[What is required]:
Where a line of the data holds the word "this", copy that line.

[Excerpted records]:
□ □ □ □ □

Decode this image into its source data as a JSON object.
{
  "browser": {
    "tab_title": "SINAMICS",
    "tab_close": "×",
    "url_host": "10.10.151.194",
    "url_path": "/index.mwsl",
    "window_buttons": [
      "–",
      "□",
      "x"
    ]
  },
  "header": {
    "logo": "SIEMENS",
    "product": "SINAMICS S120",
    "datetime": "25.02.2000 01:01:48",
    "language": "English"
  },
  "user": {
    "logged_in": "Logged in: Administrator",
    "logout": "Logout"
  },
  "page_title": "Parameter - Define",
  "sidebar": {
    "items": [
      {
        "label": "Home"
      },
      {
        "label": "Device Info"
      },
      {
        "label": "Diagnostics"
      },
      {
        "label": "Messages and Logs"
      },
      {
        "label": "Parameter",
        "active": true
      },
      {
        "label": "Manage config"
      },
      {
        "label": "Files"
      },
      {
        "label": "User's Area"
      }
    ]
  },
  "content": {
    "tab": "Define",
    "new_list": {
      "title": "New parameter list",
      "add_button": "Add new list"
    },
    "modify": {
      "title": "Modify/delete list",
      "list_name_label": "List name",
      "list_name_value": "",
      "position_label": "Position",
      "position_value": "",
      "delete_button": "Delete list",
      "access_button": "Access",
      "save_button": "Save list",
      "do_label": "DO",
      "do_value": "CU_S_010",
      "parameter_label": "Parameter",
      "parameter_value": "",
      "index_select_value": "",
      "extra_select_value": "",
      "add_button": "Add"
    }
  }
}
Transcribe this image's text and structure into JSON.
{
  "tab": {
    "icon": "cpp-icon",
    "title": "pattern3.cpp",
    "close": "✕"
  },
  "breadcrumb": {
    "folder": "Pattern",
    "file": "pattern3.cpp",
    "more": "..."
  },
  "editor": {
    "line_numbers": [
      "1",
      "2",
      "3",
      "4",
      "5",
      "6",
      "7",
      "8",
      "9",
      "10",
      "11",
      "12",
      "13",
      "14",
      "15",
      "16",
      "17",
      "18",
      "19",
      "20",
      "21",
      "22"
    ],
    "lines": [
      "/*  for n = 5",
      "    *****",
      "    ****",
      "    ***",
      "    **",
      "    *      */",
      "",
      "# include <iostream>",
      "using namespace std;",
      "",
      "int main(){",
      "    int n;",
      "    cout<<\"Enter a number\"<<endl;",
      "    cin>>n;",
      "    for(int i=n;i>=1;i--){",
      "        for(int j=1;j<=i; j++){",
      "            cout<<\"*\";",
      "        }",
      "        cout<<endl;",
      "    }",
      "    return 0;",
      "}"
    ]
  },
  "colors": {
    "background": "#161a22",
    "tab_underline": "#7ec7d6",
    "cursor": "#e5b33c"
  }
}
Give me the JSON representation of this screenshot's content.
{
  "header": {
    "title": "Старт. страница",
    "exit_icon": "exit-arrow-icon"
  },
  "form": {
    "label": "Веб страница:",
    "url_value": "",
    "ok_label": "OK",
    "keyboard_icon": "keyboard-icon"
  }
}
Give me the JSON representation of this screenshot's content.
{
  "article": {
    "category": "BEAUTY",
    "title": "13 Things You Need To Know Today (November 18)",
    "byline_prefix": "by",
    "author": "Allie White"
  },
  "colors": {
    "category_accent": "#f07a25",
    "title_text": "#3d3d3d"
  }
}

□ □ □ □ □

[Exercise response]:
Decode this image into its source data as a JSON object.
Transcribe this image's text and structure into JSON.
Give me the JSON representation of this screenshot's content.
Give me the JSON representation of this screenshot's content.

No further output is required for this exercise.